  26. A Sermon Preached before the Governor and Council, and the House of Assembly, in Georgia, on January 28, 1770 (Zechariah 4:10) – pdf, 19 pp.

8 thoughts on “George Whitefield

  1. He is a testament to the need to watch for the blind spots in our own hearts and lives. The heart is deceitful above all things. Vigor and oratorical gifts even when mixed with biblical truth do not always equate with excellent character. He’s proof God can use anybody I suppose. But I don’t highly esteem these Puritan men who named the name of Jesus and excused their own greed and sin by somehow making themselves out to be the praiseworthy carriers of the gospel to those they had enslaved. Wish that wasn’t so quickly defended within Reform circles. I would prefer to let them be a lesson on the hypocrisy that we all hide in our hearts, so that it will remind me to check my own heart for darkness that hides there masquerading as light. Forgive me Lord and show me my sin. It’s hard to see our own sin. I’m deeply grateful that God is a merciful and forgiving God.
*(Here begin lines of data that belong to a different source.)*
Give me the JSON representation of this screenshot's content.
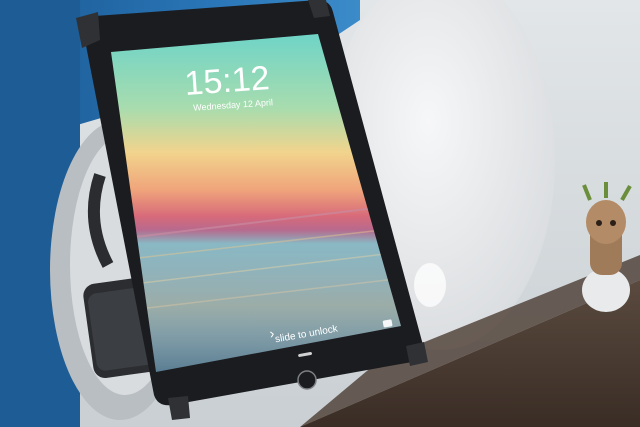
{
  "lockscreen": {
    "time": "15:12",
    "date": "Wednesday 12 April",
    "unlock_hint": "slide to unlock",
    "unlock_arrow": "›"
  },
  "icons": {
    "home_button": "home-button-icon",
    "camera": "camera-icon",
    "lock_indicator": "lock-icon"
  },
  "colors": {
    "wall_blue": "#1f5f96",
    "sky_top": "#6fd0c9",
    "horizon_pink": "#d86a78",
    "sea": "#7aa8b4",
    "tablet_frame": "#1b1c1f",
    "felt_speaker": "#e7e8ea"
  }
}
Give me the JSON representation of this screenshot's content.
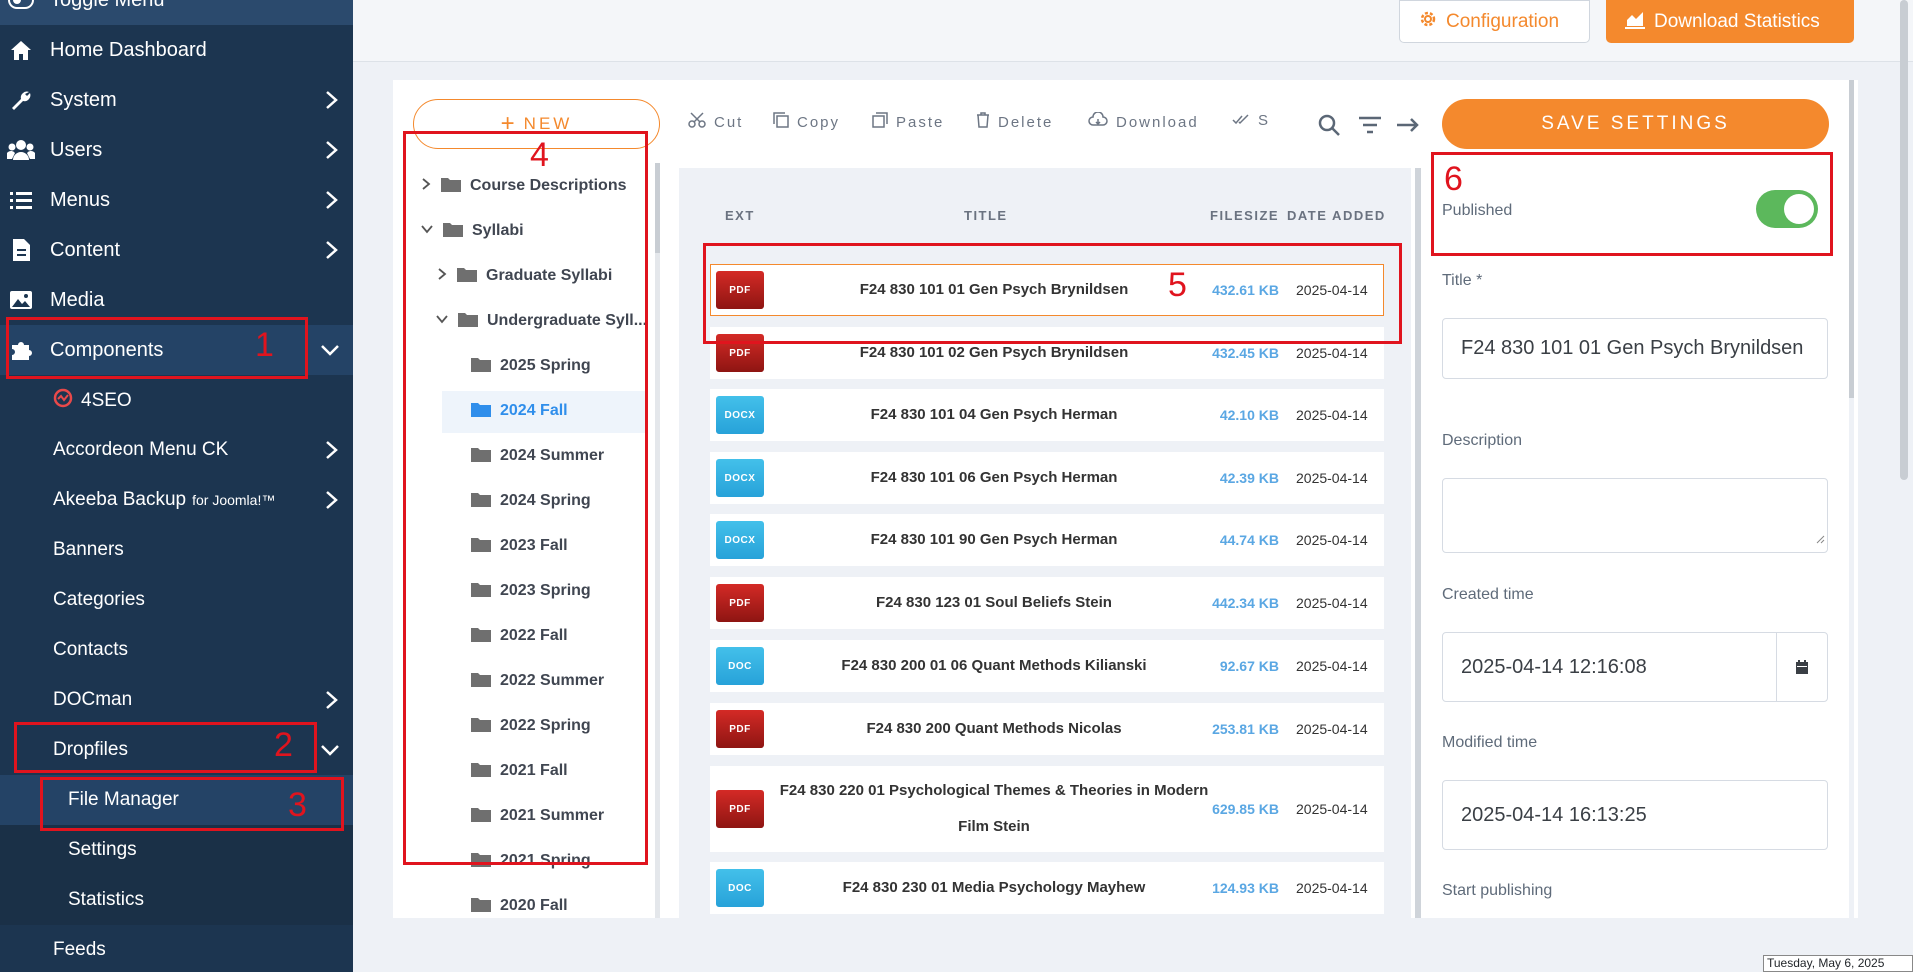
{
  "sidebar": {
    "toggle_label": "Toggle Menu",
    "items": [
      {
        "label": "Home Dashboard",
        "icon": "home-icon"
      },
      {
        "label": "System",
        "icon": "wrench-icon"
      },
      {
        "label": "Users",
        "icon": "users-icon"
      },
      {
        "label": "Menus",
        "icon": "list-icon"
      },
      {
        "label": "Content",
        "icon": "file-icon"
      },
      {
        "label": "Media",
        "icon": "image-icon"
      },
      {
        "label": "Components",
        "icon": "puzzle-icon"
      }
    ],
    "components": {
      "foursEO": "4SEO",
      "accordeon": "Accordeon Menu CK",
      "akeeba": "Akeeba Backup",
      "akeeba_suffix": "for Joomla!™",
      "banners": "Banners",
      "categories": "Categories",
      "contacts": "Contacts",
      "docman": "DOCman",
      "dropfiles": "Dropfiles",
      "file_manager": "File Manager",
      "settings": "Settings",
      "statistics": "Statistics",
      "feeds": "Feeds"
    }
  },
  "topbar": {
    "configuration": "Configuration",
    "download_statistics": "Download Statistics",
    "accent": "#f4892d"
  },
  "toolbar": {
    "new": "NEW",
    "cut": "Cut",
    "copy": "Copy",
    "paste": "Paste",
    "delete": "Delete",
    "download": "Download",
    "s": "S",
    "save": "SAVE SETTINGS"
  },
  "tree": {
    "course_descriptions": "Course Descriptions",
    "syllabi": "Syllabi",
    "graduate": "Graduate Syllabi",
    "undergraduate": "Undergraduate Syll...",
    "terms": [
      "2025 Spring",
      "2024 Fall",
      "2024 Summer",
      "2024 Spring",
      "2023 Fall",
      "2023 Spring",
      "2022 Fall",
      "2022 Summer",
      "2022 Spring",
      "2021 Fall",
      "2021 Summer",
      "2021 Spring",
      "2020 Fall"
    ]
  },
  "files": {
    "headers": {
      "ext": "EXT",
      "title": "TITLE",
      "filesize": "FILESIZE",
      "date": "DATE ADDED"
    },
    "rows": [
      {
        "ext": "PDF",
        "title": "F24 830 101 01 Gen Psych Brynildsen",
        "size": "432.61 KB",
        "date": "2025-04-14"
      },
      {
        "ext": "PDF",
        "title": "F24 830 101 02 Gen Psych Brynildsen",
        "size": "432.45 KB",
        "date": "2025-04-14"
      },
      {
        "ext": "DOCX",
        "title": "F24 830 101 04 Gen Psych Herman",
        "size": "42.10 KB",
        "date": "2025-04-14"
      },
      {
        "ext": "DOCX",
        "title": "F24 830 101 06 Gen Psych Herman",
        "size": "42.39 KB",
        "date": "2025-04-14"
      },
      {
        "ext": "DOCX",
        "title": "F24 830 101 90 Gen Psych Herman",
        "size": "44.74 KB",
        "date": "2025-04-14"
      },
      {
        "ext": "PDF",
        "title": "F24 830 123 01 Soul Beliefs Stein",
        "size": "442.34 KB",
        "date": "2025-04-14"
      },
      {
        "ext": "DOC",
        "title": "F24 830 200 01 06 Quant Methods Kilianski",
        "size": "92.67 KB",
        "date": "2025-04-14"
      },
      {
        "ext": "PDF",
        "title": "F24 830 200 Quant Methods Nicolas",
        "size": "253.81 KB",
        "date": "2025-04-14"
      },
      {
        "ext": "PDF",
        "title": "F24 830 220 01 Psychological Themes & Theories in Modern Film Stein",
        "size": "629.85 KB",
        "date": "2025-04-14"
      },
      {
        "ext": "DOC",
        "title": "F24 830 230 01 Media Psychology Mayhew",
        "size": "124.93 KB",
        "date": "2025-04-14"
      }
    ]
  },
  "details": {
    "published_label": "Published",
    "published": true,
    "title_label": "Title *",
    "title_value": "F24 830 101 01 Gen Psych  Brynildsen",
    "description_label": "Description",
    "created_label": "Created time",
    "created_value": "2025-04-14 12:16:08",
    "modified_label": "Modified time",
    "modified_value": "2025-04-14 16:13:25",
    "start_publishing_label": "Start publishing"
  },
  "annotations": [
    "1",
    "2",
    "3",
    "4",
    "5",
    "6"
  ],
  "status_date": "Tuesday, May 6, 2025"
}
    • How is it that You are 100% sure that Whitefield was one of those worst kind of puritans who ‘named the name of Jesus and excused their own greed and sin by somehow making themselves out to be the praiseworthy carriers of the gospel to those they had enslaved” as You put it? It is written by John Wesley in His ‘Journal’ that He, Whitefield and another Minister were in an inner room in fervent prayer for hours before a tent meeting when suddenly, the Holy Spirit fel on them there “so strongly that we all three cried out simultaneously: ‘Oooooooooooo!’

    • Huh? Sounds very pious but you don’t specify his sins. Was he guilty of enslaving anyone? Or are you saying that preaching the gospel to the enslaved is wrong? Where exactly was his hypocrisy?

  2. Bonjour à vous, je bénis Dieu pour cette plate forme que vous mettez à notre disposition.
    J’ai quelques question aux sujet de la vie et du ministère du Revérand George Whitefield.
    1. Pourquoi est il considéré comme le prédicateur le plus plus influent de l’angleterre?
    2.Quels sont les circonstance qui l’on poussé à devenir prédicateur?
    3. Par quel type de sermon a-t-il été connu?
    4. Quel était son échec et quel en était la cause?
    5. Lequel de ces sermons n’a-t-il pas prêché et pourquoi??

    Prière de m’aider à répondre à ces questions, j’étudie actuellement sa vie et ce sont des éléments dont j’ai besoin.

    Demeurez bénis!!!

    Willy DJIEMOU

  3. I recently discovered George Whitefield. Ifound and downloaded Whitefield 6 Vols of his works. I look very forward to hours of reading. May God bless your ministry.

Leave a Reply

Your email address will not be published. Required fields are marked *